→ Description of the task: What is the number of lines below that include "qualifications"? Give that number alone.

→ Supplied information:
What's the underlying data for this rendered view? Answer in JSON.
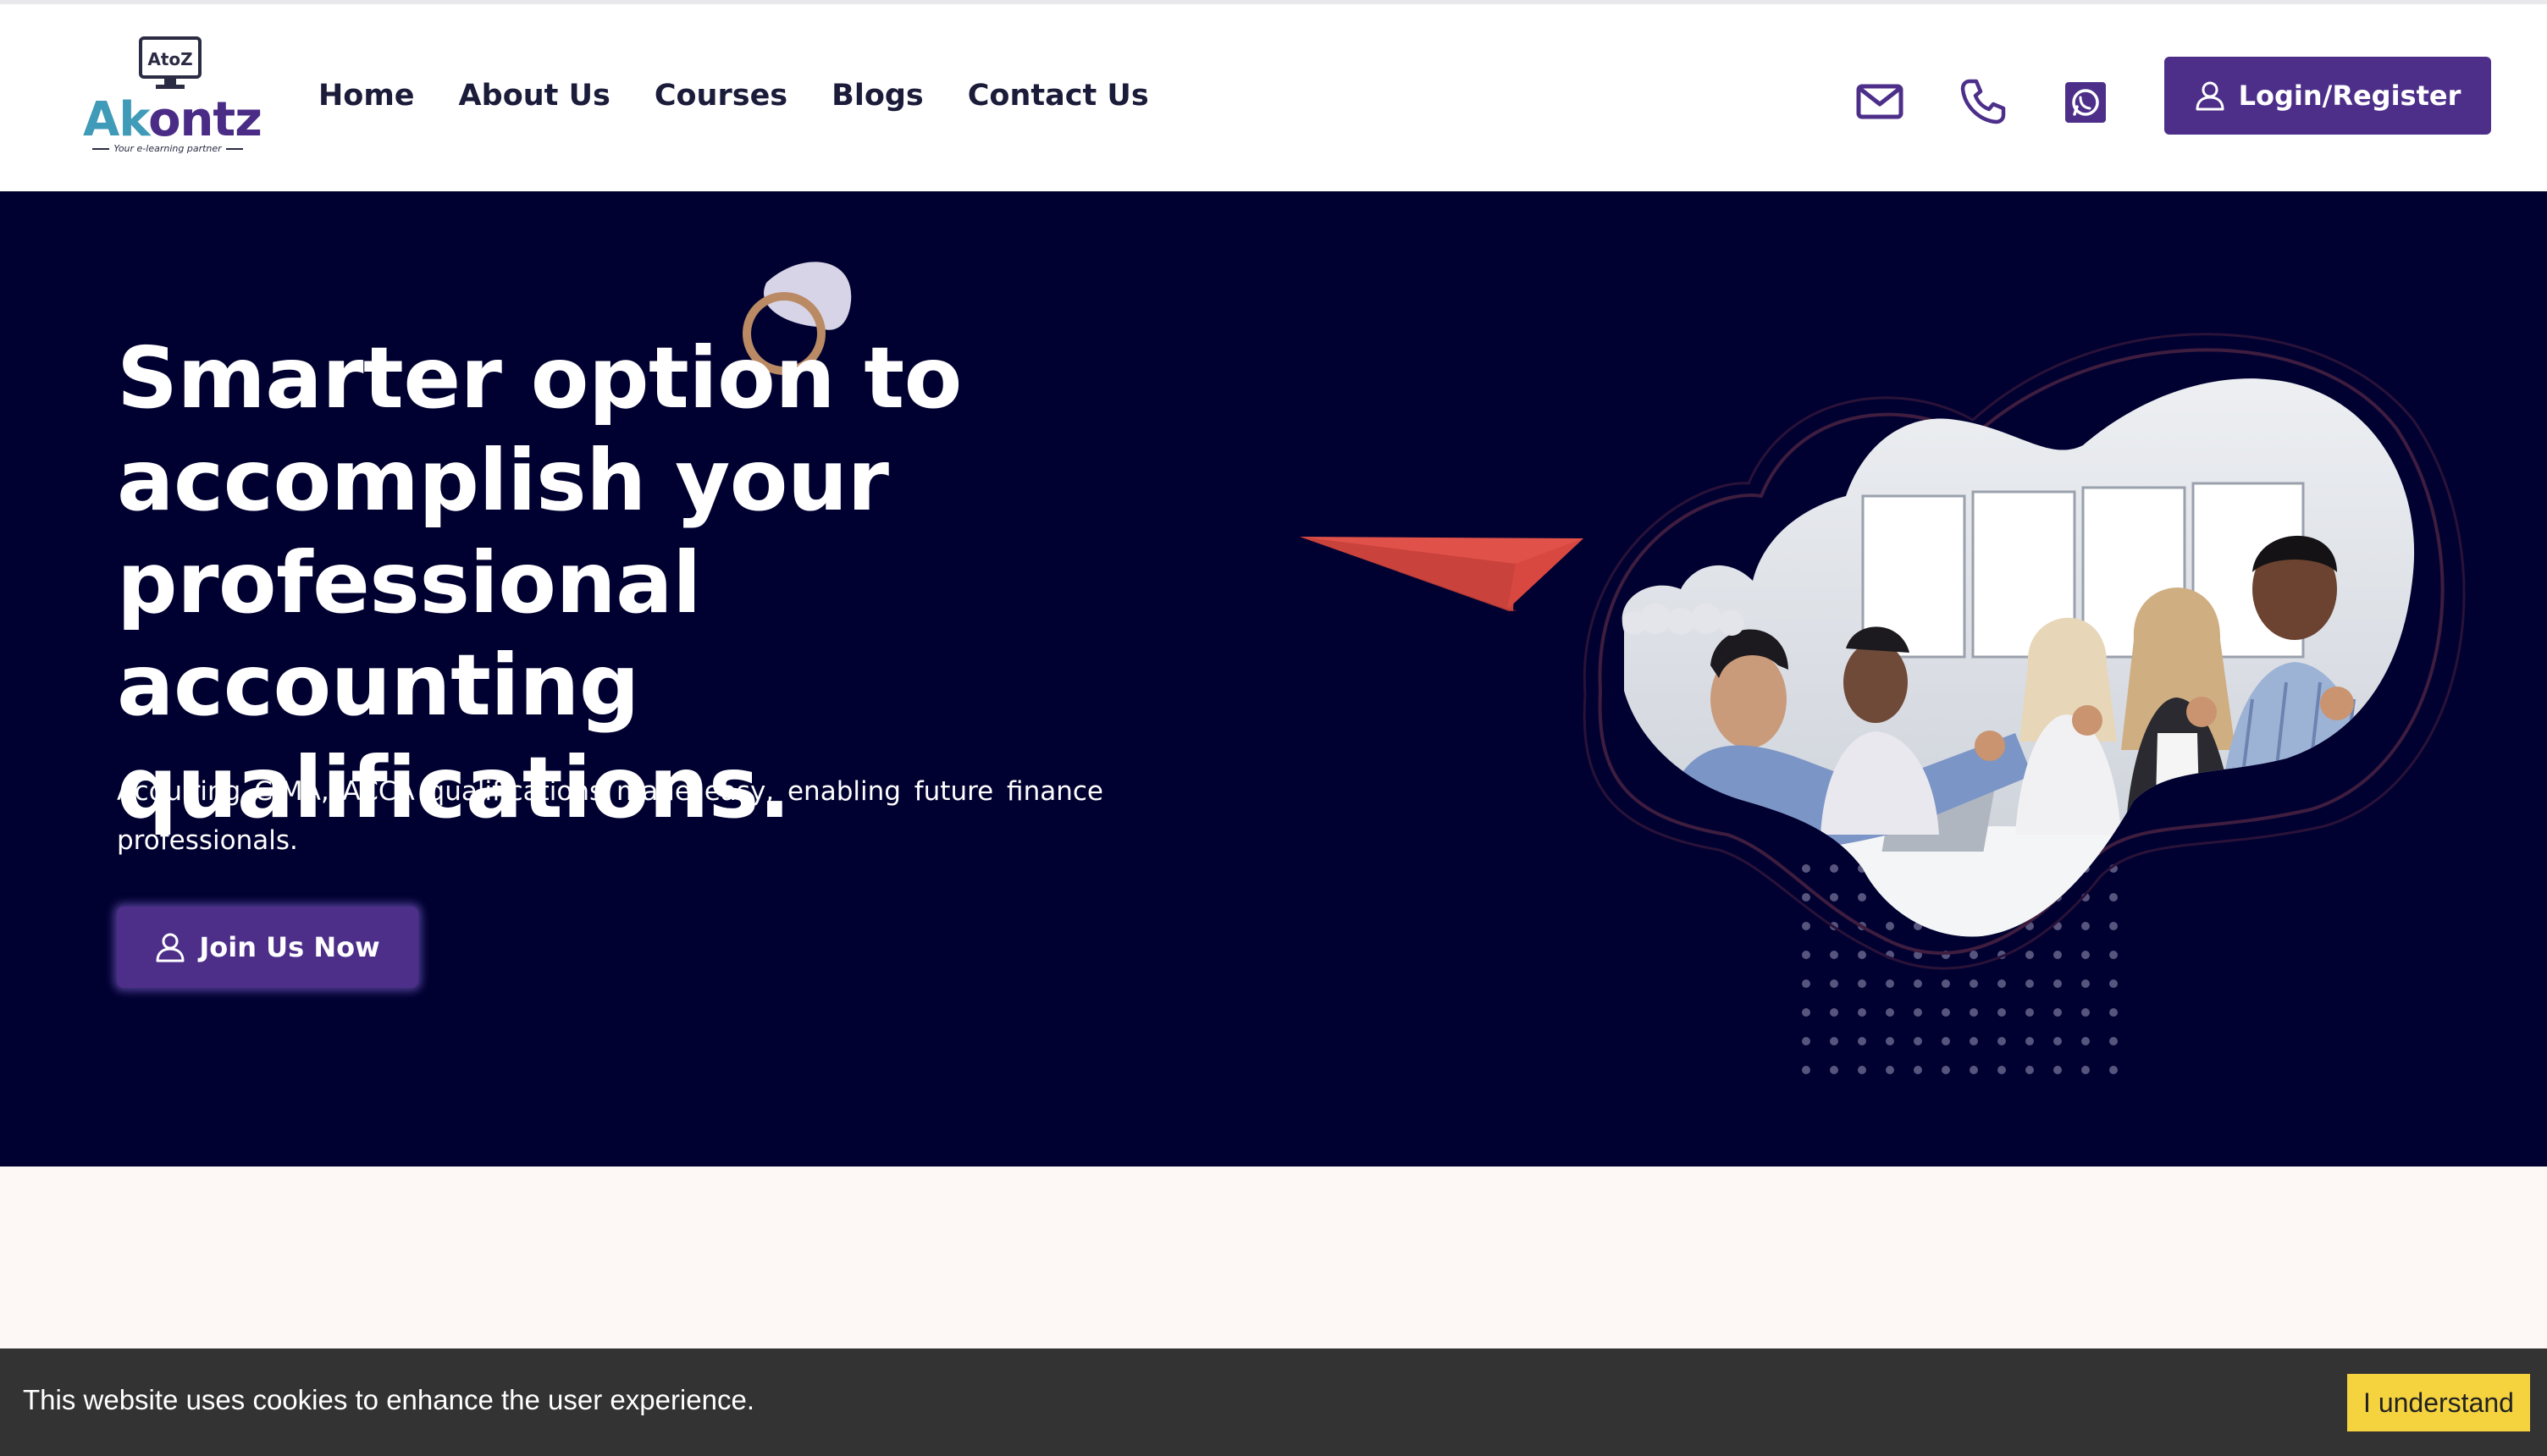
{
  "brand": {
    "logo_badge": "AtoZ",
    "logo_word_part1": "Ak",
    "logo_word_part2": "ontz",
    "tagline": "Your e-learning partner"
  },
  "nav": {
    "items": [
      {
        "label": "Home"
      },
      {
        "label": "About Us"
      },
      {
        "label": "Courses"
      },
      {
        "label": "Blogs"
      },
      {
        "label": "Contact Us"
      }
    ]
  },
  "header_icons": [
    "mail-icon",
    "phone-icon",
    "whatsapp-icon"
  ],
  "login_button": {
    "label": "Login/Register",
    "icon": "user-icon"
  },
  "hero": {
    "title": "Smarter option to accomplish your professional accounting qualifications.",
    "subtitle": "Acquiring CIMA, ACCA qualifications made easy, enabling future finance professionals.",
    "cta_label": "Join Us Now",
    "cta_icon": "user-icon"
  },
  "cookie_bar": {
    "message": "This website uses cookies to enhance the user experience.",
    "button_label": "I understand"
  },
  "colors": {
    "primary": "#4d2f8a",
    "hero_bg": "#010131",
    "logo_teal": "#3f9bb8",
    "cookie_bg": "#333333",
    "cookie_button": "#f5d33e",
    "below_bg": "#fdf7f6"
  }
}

→ Response area: 2